WORK ORDER: Every line of the records below that holds the word "time" belongs in the answer.

RECORDS FOR THIS EXERCISE:

=== Begin Enclosure ===

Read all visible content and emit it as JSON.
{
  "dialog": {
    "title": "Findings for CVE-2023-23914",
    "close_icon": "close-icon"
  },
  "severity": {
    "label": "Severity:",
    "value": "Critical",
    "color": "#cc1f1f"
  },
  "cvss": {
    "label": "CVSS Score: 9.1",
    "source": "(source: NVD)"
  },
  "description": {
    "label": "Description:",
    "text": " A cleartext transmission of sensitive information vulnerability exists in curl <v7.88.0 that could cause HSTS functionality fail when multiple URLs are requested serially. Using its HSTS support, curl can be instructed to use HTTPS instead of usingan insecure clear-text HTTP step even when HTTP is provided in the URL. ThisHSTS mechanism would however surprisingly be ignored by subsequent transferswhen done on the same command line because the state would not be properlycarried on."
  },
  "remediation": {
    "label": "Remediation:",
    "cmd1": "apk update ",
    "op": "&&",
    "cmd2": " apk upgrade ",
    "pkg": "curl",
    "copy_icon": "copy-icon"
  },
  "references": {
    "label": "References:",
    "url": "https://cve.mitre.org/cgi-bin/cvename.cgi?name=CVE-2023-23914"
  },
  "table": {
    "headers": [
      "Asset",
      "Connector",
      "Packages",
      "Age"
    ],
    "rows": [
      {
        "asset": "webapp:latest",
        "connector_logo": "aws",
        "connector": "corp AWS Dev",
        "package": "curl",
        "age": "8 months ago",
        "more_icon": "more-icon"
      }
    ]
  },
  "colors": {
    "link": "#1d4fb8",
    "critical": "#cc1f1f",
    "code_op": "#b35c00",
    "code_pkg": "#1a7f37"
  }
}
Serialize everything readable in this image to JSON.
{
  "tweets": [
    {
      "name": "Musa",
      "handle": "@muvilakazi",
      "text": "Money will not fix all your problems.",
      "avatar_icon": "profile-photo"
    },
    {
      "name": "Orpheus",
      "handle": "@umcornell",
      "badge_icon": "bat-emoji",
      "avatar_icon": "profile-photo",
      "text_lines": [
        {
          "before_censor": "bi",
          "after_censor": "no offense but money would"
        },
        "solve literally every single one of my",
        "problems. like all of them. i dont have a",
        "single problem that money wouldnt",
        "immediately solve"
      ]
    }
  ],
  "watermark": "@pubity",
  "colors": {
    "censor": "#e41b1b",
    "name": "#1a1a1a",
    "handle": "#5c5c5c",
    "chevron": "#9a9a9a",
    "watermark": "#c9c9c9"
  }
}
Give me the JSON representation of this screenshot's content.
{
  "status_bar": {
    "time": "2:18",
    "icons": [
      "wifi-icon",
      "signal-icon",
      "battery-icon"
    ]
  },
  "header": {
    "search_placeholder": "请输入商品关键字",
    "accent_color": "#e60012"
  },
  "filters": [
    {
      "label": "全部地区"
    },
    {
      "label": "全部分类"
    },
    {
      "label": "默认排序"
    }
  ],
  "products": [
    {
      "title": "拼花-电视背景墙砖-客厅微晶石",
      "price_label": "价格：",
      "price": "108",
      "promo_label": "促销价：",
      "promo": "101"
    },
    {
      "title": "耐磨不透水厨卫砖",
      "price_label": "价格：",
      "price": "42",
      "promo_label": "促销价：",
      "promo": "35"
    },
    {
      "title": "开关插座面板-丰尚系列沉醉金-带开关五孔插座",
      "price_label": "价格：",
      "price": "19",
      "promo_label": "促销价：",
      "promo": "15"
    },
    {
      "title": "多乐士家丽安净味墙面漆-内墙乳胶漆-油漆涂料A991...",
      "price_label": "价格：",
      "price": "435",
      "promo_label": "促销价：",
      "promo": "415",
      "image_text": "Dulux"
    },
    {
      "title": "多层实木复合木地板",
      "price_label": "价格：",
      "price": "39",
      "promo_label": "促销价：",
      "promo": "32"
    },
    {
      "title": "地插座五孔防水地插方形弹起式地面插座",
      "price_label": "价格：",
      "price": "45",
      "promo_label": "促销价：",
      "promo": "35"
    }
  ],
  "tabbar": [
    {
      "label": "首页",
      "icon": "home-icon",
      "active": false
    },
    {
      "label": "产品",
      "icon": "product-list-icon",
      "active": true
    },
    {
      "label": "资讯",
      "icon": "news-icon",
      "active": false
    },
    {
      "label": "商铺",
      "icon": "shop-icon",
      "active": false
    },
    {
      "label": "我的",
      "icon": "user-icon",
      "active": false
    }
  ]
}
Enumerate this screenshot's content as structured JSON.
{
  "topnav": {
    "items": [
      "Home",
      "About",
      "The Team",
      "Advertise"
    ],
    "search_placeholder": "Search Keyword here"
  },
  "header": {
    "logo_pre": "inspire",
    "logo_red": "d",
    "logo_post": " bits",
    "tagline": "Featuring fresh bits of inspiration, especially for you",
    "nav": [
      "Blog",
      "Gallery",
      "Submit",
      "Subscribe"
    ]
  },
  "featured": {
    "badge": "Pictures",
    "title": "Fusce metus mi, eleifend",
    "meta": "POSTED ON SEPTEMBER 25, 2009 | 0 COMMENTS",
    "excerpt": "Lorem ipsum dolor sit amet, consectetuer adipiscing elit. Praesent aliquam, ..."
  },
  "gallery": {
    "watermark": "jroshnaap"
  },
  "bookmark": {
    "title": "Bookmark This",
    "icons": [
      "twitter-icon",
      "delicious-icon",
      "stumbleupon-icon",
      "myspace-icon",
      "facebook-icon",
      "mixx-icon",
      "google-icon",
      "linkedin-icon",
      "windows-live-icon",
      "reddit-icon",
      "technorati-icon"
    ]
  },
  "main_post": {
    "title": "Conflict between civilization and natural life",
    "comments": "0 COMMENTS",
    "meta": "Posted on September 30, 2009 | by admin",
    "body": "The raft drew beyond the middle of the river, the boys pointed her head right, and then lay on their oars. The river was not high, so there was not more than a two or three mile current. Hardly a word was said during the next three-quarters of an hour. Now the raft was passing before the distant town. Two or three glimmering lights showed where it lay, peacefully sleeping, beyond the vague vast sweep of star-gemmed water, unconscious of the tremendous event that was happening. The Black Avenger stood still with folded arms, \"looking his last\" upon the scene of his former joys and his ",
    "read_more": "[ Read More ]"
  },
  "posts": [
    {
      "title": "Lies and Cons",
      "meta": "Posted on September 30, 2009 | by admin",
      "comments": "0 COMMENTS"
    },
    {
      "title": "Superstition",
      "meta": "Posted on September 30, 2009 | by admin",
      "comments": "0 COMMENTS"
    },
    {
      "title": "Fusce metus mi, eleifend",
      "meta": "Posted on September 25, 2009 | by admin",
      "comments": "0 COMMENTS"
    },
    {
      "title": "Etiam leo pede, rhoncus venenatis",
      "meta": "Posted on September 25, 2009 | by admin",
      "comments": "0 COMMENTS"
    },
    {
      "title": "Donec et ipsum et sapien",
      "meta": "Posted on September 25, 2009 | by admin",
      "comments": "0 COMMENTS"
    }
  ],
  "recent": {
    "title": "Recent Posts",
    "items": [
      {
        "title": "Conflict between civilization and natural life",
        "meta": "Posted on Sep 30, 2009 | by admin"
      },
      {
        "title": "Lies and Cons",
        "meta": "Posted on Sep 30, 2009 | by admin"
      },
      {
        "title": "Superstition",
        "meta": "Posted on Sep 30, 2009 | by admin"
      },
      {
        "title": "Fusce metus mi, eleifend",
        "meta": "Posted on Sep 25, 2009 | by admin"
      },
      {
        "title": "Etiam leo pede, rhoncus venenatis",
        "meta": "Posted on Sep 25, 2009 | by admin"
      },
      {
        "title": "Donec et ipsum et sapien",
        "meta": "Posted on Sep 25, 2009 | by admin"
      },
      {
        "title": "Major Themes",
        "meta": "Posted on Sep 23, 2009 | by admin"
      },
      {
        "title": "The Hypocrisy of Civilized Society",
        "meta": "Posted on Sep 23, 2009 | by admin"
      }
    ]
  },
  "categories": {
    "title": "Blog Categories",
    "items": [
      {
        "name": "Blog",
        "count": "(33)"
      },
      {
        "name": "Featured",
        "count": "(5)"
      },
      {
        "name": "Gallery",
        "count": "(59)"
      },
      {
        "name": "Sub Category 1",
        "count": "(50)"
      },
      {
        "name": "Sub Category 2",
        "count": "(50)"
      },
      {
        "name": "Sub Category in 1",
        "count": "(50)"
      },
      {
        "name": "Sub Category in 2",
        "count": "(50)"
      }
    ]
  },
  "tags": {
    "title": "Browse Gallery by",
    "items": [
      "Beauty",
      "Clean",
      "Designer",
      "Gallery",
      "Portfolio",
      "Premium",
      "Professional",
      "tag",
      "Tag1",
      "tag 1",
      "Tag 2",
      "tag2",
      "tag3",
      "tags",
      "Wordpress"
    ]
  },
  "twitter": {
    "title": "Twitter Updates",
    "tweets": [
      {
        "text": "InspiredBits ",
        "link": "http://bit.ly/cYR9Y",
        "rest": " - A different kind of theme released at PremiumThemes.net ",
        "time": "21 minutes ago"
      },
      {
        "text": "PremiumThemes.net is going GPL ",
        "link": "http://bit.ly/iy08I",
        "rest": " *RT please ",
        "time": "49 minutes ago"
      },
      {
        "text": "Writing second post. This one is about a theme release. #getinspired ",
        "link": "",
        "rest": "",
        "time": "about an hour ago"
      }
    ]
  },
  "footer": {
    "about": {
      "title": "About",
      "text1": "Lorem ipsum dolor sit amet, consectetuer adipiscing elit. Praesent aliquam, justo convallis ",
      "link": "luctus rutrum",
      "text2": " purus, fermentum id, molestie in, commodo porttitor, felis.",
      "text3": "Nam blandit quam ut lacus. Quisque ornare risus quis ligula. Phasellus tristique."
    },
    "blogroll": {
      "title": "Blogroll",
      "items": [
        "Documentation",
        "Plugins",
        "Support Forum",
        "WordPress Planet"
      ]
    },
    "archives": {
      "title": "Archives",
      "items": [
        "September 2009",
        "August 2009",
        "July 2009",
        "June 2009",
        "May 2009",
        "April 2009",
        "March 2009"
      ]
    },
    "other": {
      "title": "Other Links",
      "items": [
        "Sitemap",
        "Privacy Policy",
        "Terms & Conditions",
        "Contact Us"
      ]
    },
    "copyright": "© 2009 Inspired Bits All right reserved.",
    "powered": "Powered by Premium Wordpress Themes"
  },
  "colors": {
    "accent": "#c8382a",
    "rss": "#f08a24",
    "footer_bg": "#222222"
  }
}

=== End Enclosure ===

RESULT FOR THIS TASK:
    "time": "2:18",
        "time": "21 minutes ago"
        "time": "49 minutes ago"
        "time": "about an hour ago"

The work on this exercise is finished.